An interesting subject and not a question from one child to another, ie. what have you got aftermaths! No this is about legacies.
This last week has been dictated by aftermaths. There has been the obvious one, the fall out from the General Election and that is likely to go on for weeks.
Then there are the celebrations marking the 70th anniversary of VE Day.
Victory in Europe Day must have been a colossal relief to many thousands of people at home who had loved ones in foreign lands at the end of WWII.
There have been variety shows, parades and speeches but the most touching was probably the reading of a letter by actress Jane Horrocks.
Horrocks, Absolutely Fabulous actress, read a letter written by Lieutenant George F Morrison of the 7th Battalion of the Royal Highlanders to be sent to his mother in the event of his death. It was written in October 1942 and was the last letter his mother Norah would ever receive from him. Before the month was out, Morrison was dead.

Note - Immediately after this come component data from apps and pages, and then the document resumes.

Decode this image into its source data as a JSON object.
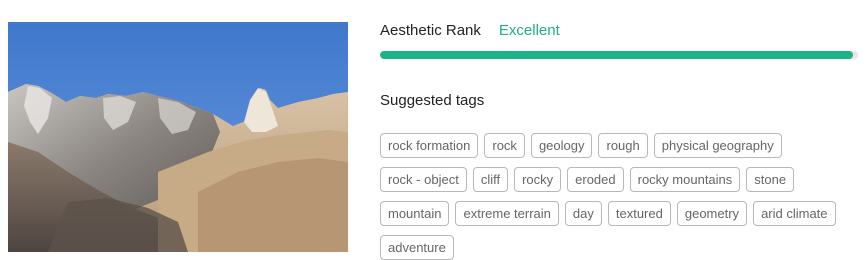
{
  "image": {
    "alt": "Rocky desert mountains under a blue sky"
  },
  "aesthetic": {
    "label": "Aesthetic Rank",
    "value": "Excellent",
    "score": 0.99
  },
  "tags_section": {
    "title": "Suggested tags",
    "tags": [
      "rock formation",
      "rock",
      "geology",
      "rough",
      "physical geography",
      "rock - object",
      "cliff",
      "rocky",
      "eroded",
      "rocky mountains",
      "stone",
      "mountain",
      "extreme terrain",
      "day",
      "textured",
      "geometry",
      "arid climate",
      "adventure"
    ]
  },
  "colors": {
    "accent_text": "#22b07d",
    "bar_fill": "#1db386",
    "bar_track": "#e6e6e6",
    "tag_border": "#b8b8b8",
    "tag_text": "#666666"
  }
}
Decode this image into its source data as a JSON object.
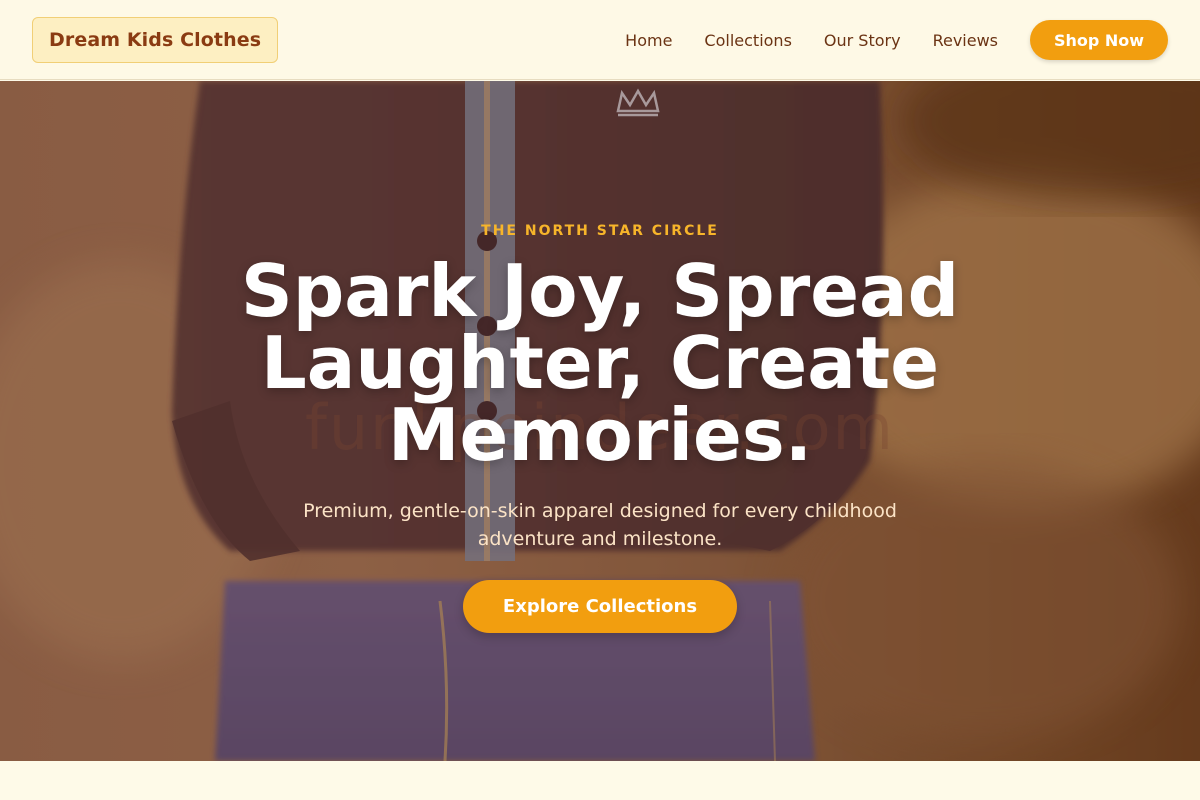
{
  "header": {
    "logo": "Dream Kids Clothes",
    "nav": {
      "home": "Home",
      "collections": "Collections",
      "our_story": "Our Story",
      "reviews": "Reviews"
    },
    "shop_now": "Shop Now"
  },
  "hero": {
    "eyebrow": "THE NORTH STAR CIRCLE",
    "headline": "Spark Joy, Spread Laughter, Create Memories.",
    "subtext": "Premium, gentle-on-skin apparel designed for every childhood adventure and milestone.",
    "cta": "Explore Collections",
    "watermark": "funkpeindeer.com"
  },
  "colors": {
    "accent": "#f29e0f",
    "brand_text": "#8a3b12",
    "eyebrow": "#f7b52a",
    "page_bg": "#fefae8"
  }
}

He was one of five officers killed on the second day of battle.
“You have always been the best of mothers to me,” wrote Morrison.
“Since reaching mature years I’ve tried to make up to you for all the trouble you must have had when I was smaller.

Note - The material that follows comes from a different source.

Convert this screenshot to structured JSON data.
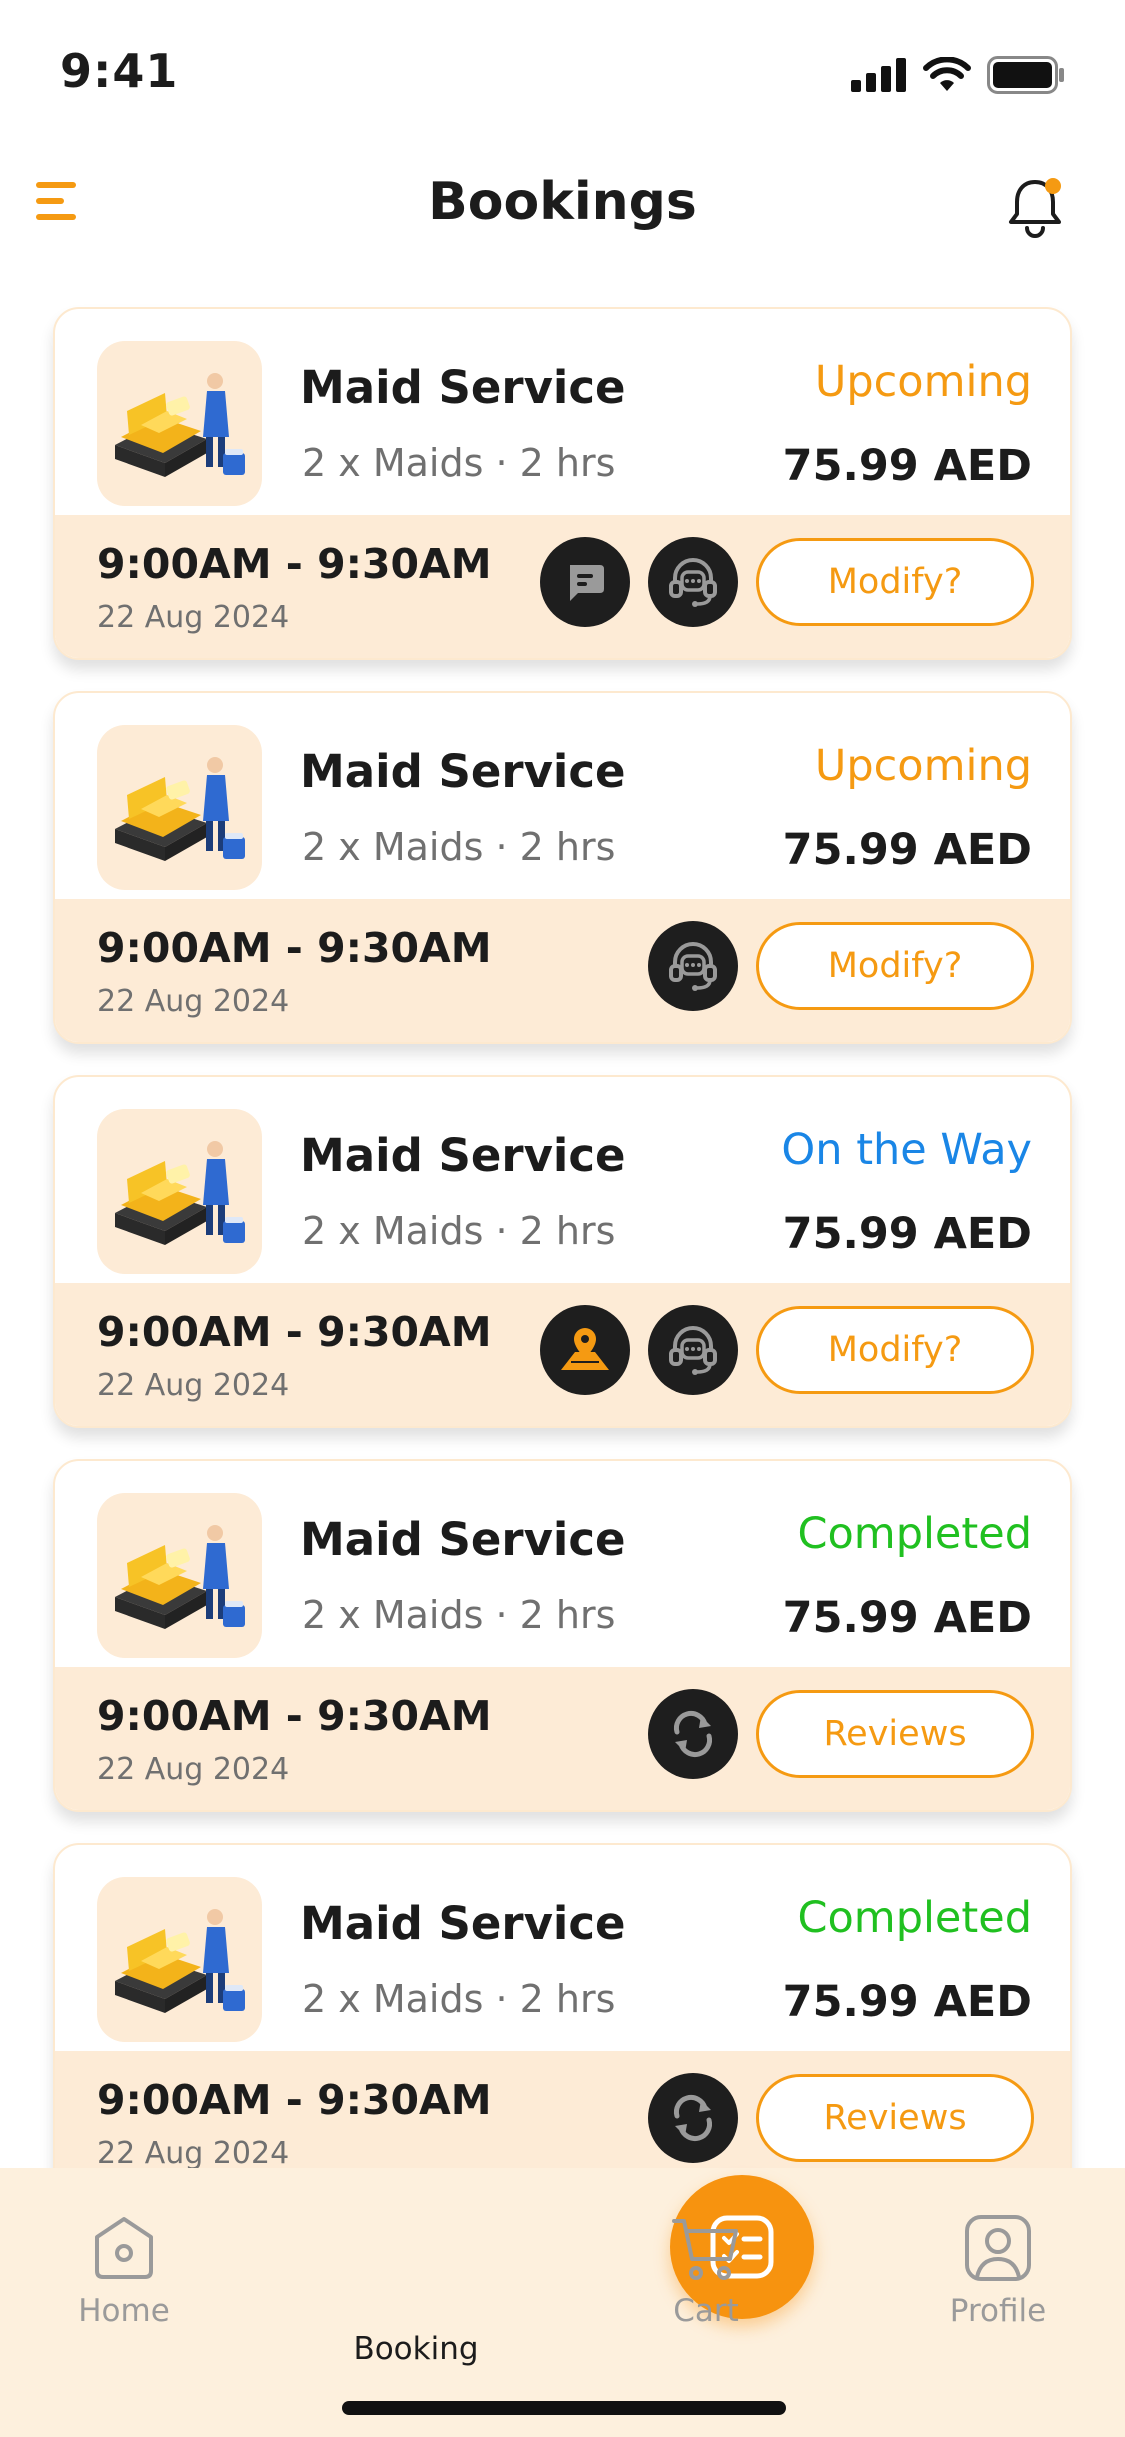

“My family is the best ever — and I know you’ll all go on and keep the colours flying, even though I’m not there to bother you any more by phone calls from obscure spots, or mad crazes after motorbikes, or any of these things which afflict the normal youth.”
He added: “This is a queer letter to write — because I’ll be dead then and if you get it, I feel excessively cheery and optimistic right now and this death business doesn’t worry me in the least.

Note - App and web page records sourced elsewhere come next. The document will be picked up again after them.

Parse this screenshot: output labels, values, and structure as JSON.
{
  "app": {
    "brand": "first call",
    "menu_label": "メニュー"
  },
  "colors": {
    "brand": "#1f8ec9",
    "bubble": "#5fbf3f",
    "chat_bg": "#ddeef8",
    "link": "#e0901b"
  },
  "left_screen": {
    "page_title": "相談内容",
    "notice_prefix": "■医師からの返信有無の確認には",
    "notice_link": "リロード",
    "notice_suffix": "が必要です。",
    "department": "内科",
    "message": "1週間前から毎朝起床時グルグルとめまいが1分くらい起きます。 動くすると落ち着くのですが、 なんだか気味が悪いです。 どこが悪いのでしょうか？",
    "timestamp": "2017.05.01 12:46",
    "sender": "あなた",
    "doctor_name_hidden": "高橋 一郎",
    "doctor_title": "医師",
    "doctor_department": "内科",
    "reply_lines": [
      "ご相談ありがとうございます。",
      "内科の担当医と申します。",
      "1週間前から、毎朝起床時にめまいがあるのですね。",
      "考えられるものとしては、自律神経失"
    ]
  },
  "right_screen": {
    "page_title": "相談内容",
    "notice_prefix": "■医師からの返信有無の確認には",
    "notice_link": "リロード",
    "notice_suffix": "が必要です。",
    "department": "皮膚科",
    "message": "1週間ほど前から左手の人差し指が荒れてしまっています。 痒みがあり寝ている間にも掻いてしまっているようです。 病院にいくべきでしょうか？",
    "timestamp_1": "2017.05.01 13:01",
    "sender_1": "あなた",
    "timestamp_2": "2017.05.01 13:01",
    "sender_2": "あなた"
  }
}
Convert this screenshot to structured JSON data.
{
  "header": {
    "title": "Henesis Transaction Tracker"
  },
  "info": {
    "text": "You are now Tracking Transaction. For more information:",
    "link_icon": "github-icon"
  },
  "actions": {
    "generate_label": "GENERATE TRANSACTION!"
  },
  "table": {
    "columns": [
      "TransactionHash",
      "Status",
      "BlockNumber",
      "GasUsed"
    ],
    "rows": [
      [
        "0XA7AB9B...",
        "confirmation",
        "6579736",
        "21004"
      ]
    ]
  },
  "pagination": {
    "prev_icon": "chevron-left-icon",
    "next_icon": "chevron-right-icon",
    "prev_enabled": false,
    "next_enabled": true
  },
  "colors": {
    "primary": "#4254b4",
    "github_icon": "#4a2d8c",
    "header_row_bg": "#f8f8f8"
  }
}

“So, if I do get one — don’t be too sad — it’s too late to be sad and I wouldn’t like it.”
Once again the power of the written word stretching across the years and written as a goodbye, does not need to be from some literary genius but from a real person, in a real state of danger expressing real emotion. Well done to Jane Horrocks I would have been in pieces trying to read the above.
How hard would it be to write such a letter. Many baulk at the idea of producing a will possibly because of a feeling that it brings forth the dread moment. It doesn't do that of course, what it does do is bring forward the idea that dying will happen. Perhaps the demise of religion is leaving many people with an emptiness as to what happens after they've gone. There is some comfort in having faith.
We see lots of money and time spent on trying to make us all have healthier and longer lives but in fact does that come from a fear of death?
Many stories are written based upon a letter, tape or dvd left for the grieving relatives by someone expecting to be killed in some way. One such that comes to mind immediately is the Pelican Brief.
In this superb story from the pen of the excellent John Grisham has a lawyer who finds something he shouldn't and expects to suffer as a result. He prepares a video for his wife and leaves it in a safety deposit box. When viewed it begins with the heart rending line,
'If you're watching this then I'm already dead!'
It is an emotive beginning and grabs you immediately and I think it is because the reader has a preset emotional state that is triggered by thinking there is a message from the other side of the grave, which generates a set of responses.
The fact is that legacies left by emotionally charged situations occupy a lot of human emotional time and as writers we can tap into that fact to generate interest in our work. In the Steele novels my lead character has a relationship which is a back story to some degree but which has persisted through several books. That part of Patrick Steele's life is important for him as a rounded human being and to the readers, as emotional involvement with the character. Emotional writing is not easy without empathising with the players in stories, so try and slot yourself into those shoes.